From my own personal observations children are not hateless; they are not greedless and while some are fearless this is not a universal fact.

Yes, humans are special but we are a part of the animal kingdom. Our instincts for survival are strong and are still deeply rooted in our genes. Young children have not yet learnt that things to play with are not necessary for survival in this day and age. Children play because it is the way in which they learn to become adults and learn to survive. They play with sticks or toys so that they learn dexterity, hand-eye co-ordination, the tools of the trade in the world of the hunter-gatherer. In evolutionary terms, if they did not have these things to play with, it was in their own best interests to get them from someone else. The same argument applies to food and I think we have all seen children fighting over sweets and candy bars - food was scarce, so take what you need or die. Many children are greedy and self-centred, and they are also curious, which is why, when they can't have something they want it even more in their desire to find out why the other person wants it so much. This is their nature, they don't know any better.
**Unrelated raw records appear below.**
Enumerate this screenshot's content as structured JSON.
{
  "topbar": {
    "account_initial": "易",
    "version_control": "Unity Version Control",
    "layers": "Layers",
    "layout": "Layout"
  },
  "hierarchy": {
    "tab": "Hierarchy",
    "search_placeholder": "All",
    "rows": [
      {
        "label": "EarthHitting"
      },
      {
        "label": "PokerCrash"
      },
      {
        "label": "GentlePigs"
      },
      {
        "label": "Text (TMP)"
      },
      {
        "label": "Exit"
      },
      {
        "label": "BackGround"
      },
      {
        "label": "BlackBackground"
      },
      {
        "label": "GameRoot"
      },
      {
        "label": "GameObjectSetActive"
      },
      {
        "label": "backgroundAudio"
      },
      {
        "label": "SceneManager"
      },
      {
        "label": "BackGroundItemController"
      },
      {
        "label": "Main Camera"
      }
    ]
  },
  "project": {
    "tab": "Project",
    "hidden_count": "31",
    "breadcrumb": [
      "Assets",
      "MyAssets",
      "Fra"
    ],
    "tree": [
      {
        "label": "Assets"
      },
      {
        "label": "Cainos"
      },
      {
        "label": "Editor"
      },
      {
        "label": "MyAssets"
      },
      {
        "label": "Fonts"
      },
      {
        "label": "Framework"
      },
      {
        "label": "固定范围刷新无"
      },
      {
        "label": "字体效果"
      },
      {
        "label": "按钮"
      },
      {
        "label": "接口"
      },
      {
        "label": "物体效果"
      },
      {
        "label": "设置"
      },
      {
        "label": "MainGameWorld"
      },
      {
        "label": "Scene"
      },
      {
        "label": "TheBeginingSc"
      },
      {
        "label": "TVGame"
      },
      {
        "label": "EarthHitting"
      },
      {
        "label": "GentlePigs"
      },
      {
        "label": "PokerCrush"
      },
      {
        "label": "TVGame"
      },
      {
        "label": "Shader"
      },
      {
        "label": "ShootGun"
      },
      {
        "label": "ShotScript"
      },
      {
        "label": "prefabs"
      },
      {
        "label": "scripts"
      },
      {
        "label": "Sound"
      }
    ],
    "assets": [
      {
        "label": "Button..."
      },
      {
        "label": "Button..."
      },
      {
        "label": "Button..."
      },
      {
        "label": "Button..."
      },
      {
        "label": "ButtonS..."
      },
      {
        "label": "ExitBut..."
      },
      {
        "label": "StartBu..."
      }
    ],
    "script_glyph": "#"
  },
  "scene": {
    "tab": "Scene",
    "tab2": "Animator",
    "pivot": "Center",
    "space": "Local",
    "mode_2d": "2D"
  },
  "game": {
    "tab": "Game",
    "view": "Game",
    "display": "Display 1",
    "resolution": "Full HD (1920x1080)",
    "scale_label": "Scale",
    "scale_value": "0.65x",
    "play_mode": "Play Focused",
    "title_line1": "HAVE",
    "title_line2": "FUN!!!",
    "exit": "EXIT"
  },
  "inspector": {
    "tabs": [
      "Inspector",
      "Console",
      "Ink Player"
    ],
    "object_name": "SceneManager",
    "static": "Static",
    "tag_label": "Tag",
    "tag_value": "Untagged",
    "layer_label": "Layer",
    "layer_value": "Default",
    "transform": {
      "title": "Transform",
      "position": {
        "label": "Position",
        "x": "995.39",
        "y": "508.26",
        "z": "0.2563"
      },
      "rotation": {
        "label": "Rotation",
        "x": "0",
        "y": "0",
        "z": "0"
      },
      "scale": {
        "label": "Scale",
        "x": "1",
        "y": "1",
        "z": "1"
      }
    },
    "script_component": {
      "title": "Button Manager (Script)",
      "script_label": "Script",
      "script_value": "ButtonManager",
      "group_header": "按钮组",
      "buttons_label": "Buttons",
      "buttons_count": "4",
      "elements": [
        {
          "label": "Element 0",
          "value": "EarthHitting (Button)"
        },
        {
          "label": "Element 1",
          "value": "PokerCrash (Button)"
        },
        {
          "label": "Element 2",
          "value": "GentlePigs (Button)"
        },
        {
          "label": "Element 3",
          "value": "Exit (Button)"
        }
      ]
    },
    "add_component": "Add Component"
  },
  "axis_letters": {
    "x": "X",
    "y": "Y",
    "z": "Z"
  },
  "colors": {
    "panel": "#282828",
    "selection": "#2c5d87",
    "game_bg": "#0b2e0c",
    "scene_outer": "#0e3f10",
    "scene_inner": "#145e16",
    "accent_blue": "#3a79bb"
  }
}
Children naturally dislike, or may be afraid of, people who 'look different' - be they of a different racial group or maybe just have big ears or a limp. Life was tough for evolving hominids. The instinct to protect their own tribe or pack was strong, and this included repelling, or making war on other packs - I think this is why children's innate dislike of certain people or of ones from different cultures evolved. A soclialized adult is one who has overcome these tribal instincts. As socialized adults it is our job to teach our children tolerance, acceptance and understanding, not to sit back and learn from them.